The Defense of Marriage Act is important for several reasons other than the fact that it defines marriage as between one man and one woman for the purposes of federal law. One is that the Defense of Marriage Act specifically permits states the option of recognizing the union of a same-sex couple that is defined as a “marriage” under the laws of another state. This is the opposite of the general rule that a state must recognize and give effect to marriages legally performed in other states pursuant to the Full Faith and Credit Clause of the United States Constitution.

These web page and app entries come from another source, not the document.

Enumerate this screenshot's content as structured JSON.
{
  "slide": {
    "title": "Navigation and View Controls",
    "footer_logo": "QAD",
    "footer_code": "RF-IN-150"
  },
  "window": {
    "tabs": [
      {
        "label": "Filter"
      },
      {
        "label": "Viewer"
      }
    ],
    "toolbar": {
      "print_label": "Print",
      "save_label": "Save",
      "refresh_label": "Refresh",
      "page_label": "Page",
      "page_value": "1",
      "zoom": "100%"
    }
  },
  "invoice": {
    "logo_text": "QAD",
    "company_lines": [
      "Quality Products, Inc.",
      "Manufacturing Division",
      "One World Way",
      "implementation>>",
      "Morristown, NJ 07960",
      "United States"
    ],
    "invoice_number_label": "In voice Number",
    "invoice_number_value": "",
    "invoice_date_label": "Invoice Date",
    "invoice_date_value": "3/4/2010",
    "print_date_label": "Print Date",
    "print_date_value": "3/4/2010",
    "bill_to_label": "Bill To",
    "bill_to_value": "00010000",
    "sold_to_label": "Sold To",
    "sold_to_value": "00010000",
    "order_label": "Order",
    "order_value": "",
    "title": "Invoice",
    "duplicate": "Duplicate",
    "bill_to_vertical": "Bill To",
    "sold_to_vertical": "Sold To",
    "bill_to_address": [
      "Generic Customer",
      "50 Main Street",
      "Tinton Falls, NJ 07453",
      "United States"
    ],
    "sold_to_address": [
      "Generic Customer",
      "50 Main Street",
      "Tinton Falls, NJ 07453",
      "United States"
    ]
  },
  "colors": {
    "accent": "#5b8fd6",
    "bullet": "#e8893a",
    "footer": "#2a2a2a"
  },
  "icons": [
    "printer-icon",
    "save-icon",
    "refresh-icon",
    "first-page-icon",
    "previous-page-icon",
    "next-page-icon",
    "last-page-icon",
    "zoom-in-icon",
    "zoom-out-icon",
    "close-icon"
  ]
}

The effect of the Full Faith and Credit Clause exception to gay marriages and civil unions is that, if a gay couple who were married in a state such as Massachusetts or Connecticut, were joined by civil union in New Jersey or Vermont relocate or travel to a state that elects not to recognize their union, the couple loses the rights and privileges granted to them based upon their marriage. Thus is it imperative that they take additional steps to ensure continuation of those rights and privileges to the utmost extent possible in this scenario. The best way to do this is to consult with an attorney regarding how wills, trusts, and power of attorney may provide additional protection when living or traveling in a state that does not recognize gay marriage or civil unions.